David Perlman is finally retiring from the San Francisco Chronicle.
As the paper’s urban design critic John King notes in the paper’s farewell piece, even as recently as a year ago, Perlman, 98, wasn’t too keen on the idea of exiting. But it’s time. Today is his final day at the paper. He will continue as science editor emeritus:
Born in Baltimore, Perlman grew up in Manhattan, and studied government and journalism at Columbia University before nabbing a job as a copy boy at The Chronicle in 1940. By March of the next year, he was writing for the financial page–“Ship Shortage Threatens Severe Price Spiraling” was the headline above his first byline–and in October, he wed Anne Salz, a marriage that lasted until her death in 2002.
Then the Japanese bombed Pearl Harbor. That night, Dave was on the paper’s roof, dispatched to look for incoming planes. He thought he saw one, but it turned out to be a star. Two months later, he joined the Army Air Corps. It was 1951 before he returned to The Chronicle and San Francisco–he and Anne wanted to raise their children here.
One of Perlman’s earliest duties? Placing bets for Chronicle editors with bookies in the nearby Tenderloin district. We wonder what odds those folks would have given him on the idea of a copy boy lasting at the same newspaper until 2017.
In the Chronicle slide show, there are several great old black and white shots. Including one of Perlman and news editor Bill German watching model Mimi London, perched on a desk, as she reads the comics for Newspaper of the Air in 1968. That was the name of a show created that same year by KQED-TV, leveraging reporters on strike at the time at both the Chronicle and San Francisco Examiner. It was public television’s first daily news program.
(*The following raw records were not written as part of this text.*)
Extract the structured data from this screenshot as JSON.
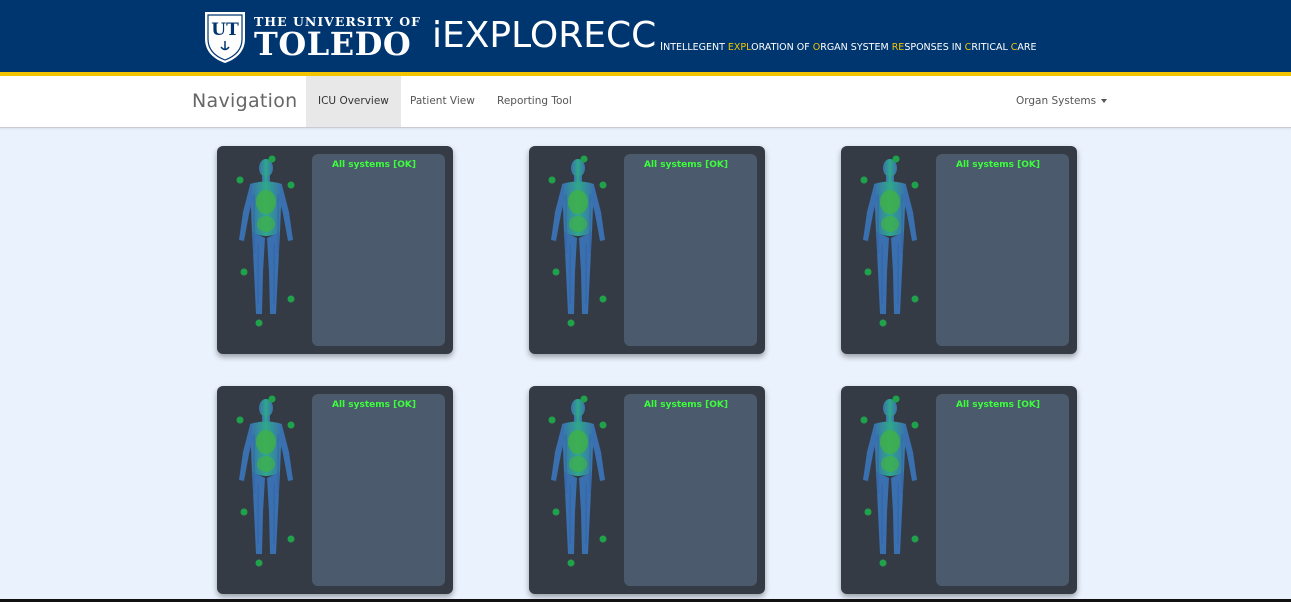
{
  "header": {
    "logo": {
      "monogram": "UT",
      "line1": "THE UNIVERSITY OF",
      "line2": "TOLEDO"
    },
    "app_title": "iEXPLORECC",
    "subtitle_parts": [
      {
        "text": "I",
        "style": "big"
      },
      {
        "text": "NTELLEGENT ",
        "style": "normal"
      },
      {
        "text": "EXPL",
        "style": "yellow"
      },
      {
        "text": "ORATION OF ",
        "style": "normal"
      },
      {
        "text": "O",
        "style": "yellow"
      },
      {
        "text": "RGAN SYSTEM ",
        "style": "normal"
      },
      {
        "text": "RE",
        "style": "yellow"
      },
      {
        "text": "SPONSES IN ",
        "style": "normal"
      },
      {
        "text": "C",
        "style": "yellow"
      },
      {
        "text": "RITICAL ",
        "style": "normal"
      },
      {
        "text": "C",
        "style": "yellow"
      },
      {
        "text": "ARE",
        "style": "normal"
      }
    ]
  },
  "nav": {
    "brand": "Navigation",
    "tabs": [
      {
        "label": "ICU Overview",
        "active": true
      },
      {
        "label": "Patient View",
        "active": false
      },
      {
        "label": "Reporting Tool",
        "active": false
      }
    ],
    "dropdown_label": "Organ Systems"
  },
  "patients": [
    {
      "status": "All systems [OK]"
    },
    {
      "status": "All systems [OK]"
    },
    {
      "status": "All systems [OK]"
    },
    {
      "status": "All systems [OK]"
    },
    {
      "status": "All systems [OK]"
    },
    {
      "status": "All systems [OK]"
    }
  ],
  "colors": {
    "header_bg": "#003670",
    "accent_yellow": "#f2c500",
    "card_bg": "#353b45",
    "panel_bg": "#4b5a6c",
    "status_ok": "#3cff3c",
    "page_bg": "#eaf2fd"
  },
  "icons": {
    "logo": "ut-shield-icon",
    "body": "human-body-anatomy-icon",
    "organ_marker": "virus-icon",
    "dropdown": "caret-down-icon"
  }
}
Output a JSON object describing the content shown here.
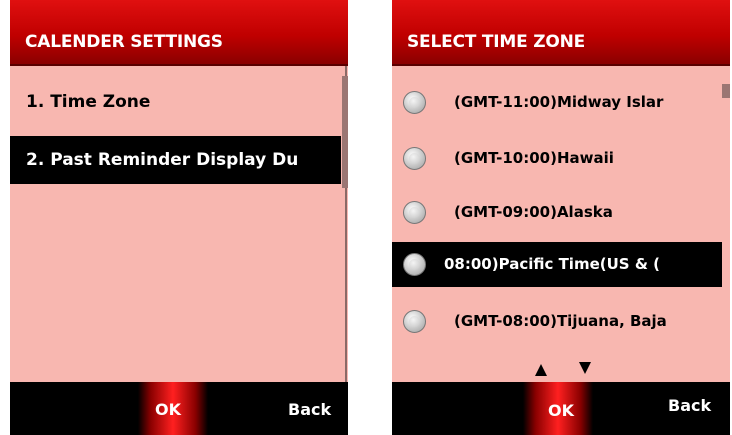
{
  "left_screen": {
    "title": "CALENDER SETTINGS",
    "items": [
      {
        "label": "1. Time Zone",
        "selected": false
      },
      {
        "label": "2. Past Reminder Display Du",
        "selected": true
      }
    ],
    "softkeys": {
      "ok": "OK",
      "back": "Back"
    }
  },
  "right_screen": {
    "title": "SELECT TIME ZONE",
    "items": [
      {
        "label": "(GMT-11:00)Midway Islar",
        "selected": false
      },
      {
        "label": "(GMT-10:00)Hawaii",
        "selected": false
      },
      {
        "label": "(GMT-09:00)Alaska",
        "selected": false
      },
      {
        "label": "08:00)Pacific Time(US & (",
        "selected": true
      },
      {
        "label": "(GMT-08:00)Tijuana, Baja",
        "selected": false
      }
    ],
    "softkeys": {
      "ok": "OK",
      "back": "Back"
    }
  },
  "colors": {
    "background": "#f8b7b0",
    "titlebar": "#c00000",
    "highlight": "#000000",
    "accent_glow": "#ff2020"
  },
  "icons": [
    "radio-button-icon",
    "scroll-up-arrow-icon",
    "scroll-down-arrow-icon"
  ]
}
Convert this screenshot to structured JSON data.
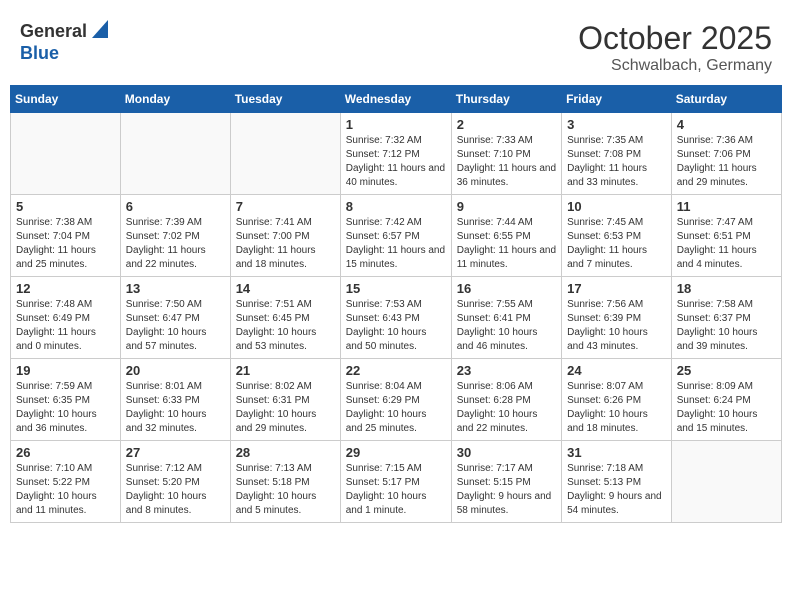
{
  "header": {
    "logo_general": "General",
    "logo_blue": "Blue",
    "month": "October 2025",
    "location": "Schwalbach, Germany"
  },
  "weekdays": [
    "Sunday",
    "Monday",
    "Tuesday",
    "Wednesday",
    "Thursday",
    "Friday",
    "Saturday"
  ],
  "weeks": [
    [
      {
        "day": "",
        "info": ""
      },
      {
        "day": "",
        "info": ""
      },
      {
        "day": "",
        "info": ""
      },
      {
        "day": "1",
        "info": "Sunrise: 7:32 AM\nSunset: 7:12 PM\nDaylight: 11 hours and 40 minutes."
      },
      {
        "day": "2",
        "info": "Sunrise: 7:33 AM\nSunset: 7:10 PM\nDaylight: 11 hours and 36 minutes."
      },
      {
        "day": "3",
        "info": "Sunrise: 7:35 AM\nSunset: 7:08 PM\nDaylight: 11 hours and 33 minutes."
      },
      {
        "day": "4",
        "info": "Sunrise: 7:36 AM\nSunset: 7:06 PM\nDaylight: 11 hours and 29 minutes."
      }
    ],
    [
      {
        "day": "5",
        "info": "Sunrise: 7:38 AM\nSunset: 7:04 PM\nDaylight: 11 hours and 25 minutes."
      },
      {
        "day": "6",
        "info": "Sunrise: 7:39 AM\nSunset: 7:02 PM\nDaylight: 11 hours and 22 minutes."
      },
      {
        "day": "7",
        "info": "Sunrise: 7:41 AM\nSunset: 7:00 PM\nDaylight: 11 hours and 18 minutes."
      },
      {
        "day": "8",
        "info": "Sunrise: 7:42 AM\nSunset: 6:57 PM\nDaylight: 11 hours and 15 minutes."
      },
      {
        "day": "9",
        "info": "Sunrise: 7:44 AM\nSunset: 6:55 PM\nDaylight: 11 hours and 11 minutes."
      },
      {
        "day": "10",
        "info": "Sunrise: 7:45 AM\nSunset: 6:53 PM\nDaylight: 11 hours and 7 minutes."
      },
      {
        "day": "11",
        "info": "Sunrise: 7:47 AM\nSunset: 6:51 PM\nDaylight: 11 hours and 4 minutes."
      }
    ],
    [
      {
        "day": "12",
        "info": "Sunrise: 7:48 AM\nSunset: 6:49 PM\nDaylight: 11 hours and 0 minutes."
      },
      {
        "day": "13",
        "info": "Sunrise: 7:50 AM\nSunset: 6:47 PM\nDaylight: 10 hours and 57 minutes."
      },
      {
        "day": "14",
        "info": "Sunrise: 7:51 AM\nSunset: 6:45 PM\nDaylight: 10 hours and 53 minutes."
      },
      {
        "day": "15",
        "info": "Sunrise: 7:53 AM\nSunset: 6:43 PM\nDaylight: 10 hours and 50 minutes."
      },
      {
        "day": "16",
        "info": "Sunrise: 7:55 AM\nSunset: 6:41 PM\nDaylight: 10 hours and 46 minutes."
      },
      {
        "day": "17",
        "info": "Sunrise: 7:56 AM\nSunset: 6:39 PM\nDaylight: 10 hours and 43 minutes."
      },
      {
        "day": "18",
        "info": "Sunrise: 7:58 AM\nSunset: 6:37 PM\nDaylight: 10 hours and 39 minutes."
      }
    ],
    [
      {
        "day": "19",
        "info": "Sunrise: 7:59 AM\nSunset: 6:35 PM\nDaylight: 10 hours and 36 minutes."
      },
      {
        "day": "20",
        "info": "Sunrise: 8:01 AM\nSunset: 6:33 PM\nDaylight: 10 hours and 32 minutes."
      },
      {
        "day": "21",
        "info": "Sunrise: 8:02 AM\nSunset: 6:31 PM\nDaylight: 10 hours and 29 minutes."
      },
      {
        "day": "22",
        "info": "Sunrise: 8:04 AM\nSunset: 6:29 PM\nDaylight: 10 hours and 25 minutes."
      },
      {
        "day": "23",
        "info": "Sunrise: 8:06 AM\nSunset: 6:28 PM\nDaylight: 10 hours and 22 minutes."
      },
      {
        "day": "24",
        "info": "Sunrise: 8:07 AM\nSunset: 6:26 PM\nDaylight: 10 hours and 18 minutes."
      },
      {
        "day": "25",
        "info": "Sunrise: 8:09 AM\nSunset: 6:24 PM\nDaylight: 10 hours and 15 minutes."
      }
    ],
    [
      {
        "day": "26",
        "info": "Sunrise: 7:10 AM\nSunset: 5:22 PM\nDaylight: 10 hours and 11 minutes."
      },
      {
        "day": "27",
        "info": "Sunrise: 7:12 AM\nSunset: 5:20 PM\nDaylight: 10 hours and 8 minutes."
      },
      {
        "day": "28",
        "info": "Sunrise: 7:13 AM\nSunset: 5:18 PM\nDaylight: 10 hours and 5 minutes."
      },
      {
        "day": "29",
        "info": "Sunrise: 7:15 AM\nSunset: 5:17 PM\nDaylight: 10 hours and 1 minute."
      },
      {
        "day": "30",
        "info": "Sunrise: 7:17 AM\nSunset: 5:15 PM\nDaylight: 9 hours and 58 minutes."
      },
      {
        "day": "31",
        "info": "Sunrise: 7:18 AM\nSunset: 5:13 PM\nDaylight: 9 hours and 54 minutes."
      },
      {
        "day": "",
        "info": ""
      }
    ]
  ]
}
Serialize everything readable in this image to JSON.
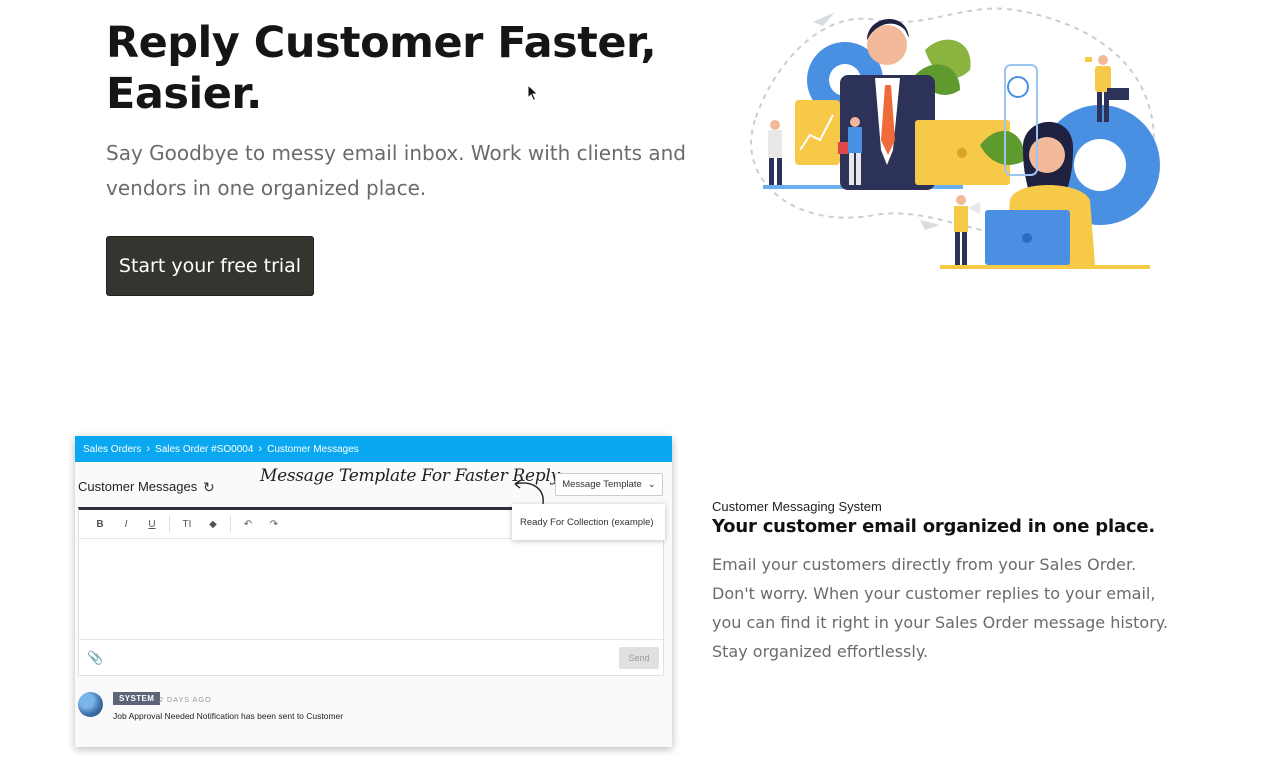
{
  "hero": {
    "title": "Reply Customer Faster, Easier.",
    "subtitle": "Say Goodbye to messy email inbox. Work with clients and vendors in one organized place.",
    "cta_label": "Start your free trial"
  },
  "screenshot": {
    "breadcrumb": [
      "Sales Orders",
      "Sales Order #SO0004",
      "Customer Messages"
    ],
    "section_title": "Customer Messages",
    "annotation": "Message Template For Faster Reply",
    "template_button": "Message Template",
    "template_option": "Ready For Collection (example)",
    "toolbar": [
      "B",
      "I",
      "U",
      "TI",
      "◆",
      "↶",
      "↷"
    ],
    "send_label": "Send",
    "message": {
      "badge": "SYSTEM",
      "time": "2 DAYS AGO",
      "text": "Job Approval Needed Notification has been sent to Customer"
    }
  },
  "feature": {
    "eyebrow": "Customer Messaging System",
    "title": "Your customer email organized in one place.",
    "body": "Email your customers directly from your Sales Order. Don't worry. When your customer replies to your email, you can find it right in your Sales Order message history. Stay organized effortlessly."
  },
  "colors": {
    "cta_bg": "#353530",
    "breadcrumb_bar": "#0aa8f0",
    "badge_bg": "#5d6479"
  }
}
Previously on Fishbowl:
San Francisco Chronicle 94-Year-Old Science Editor Still Going Strong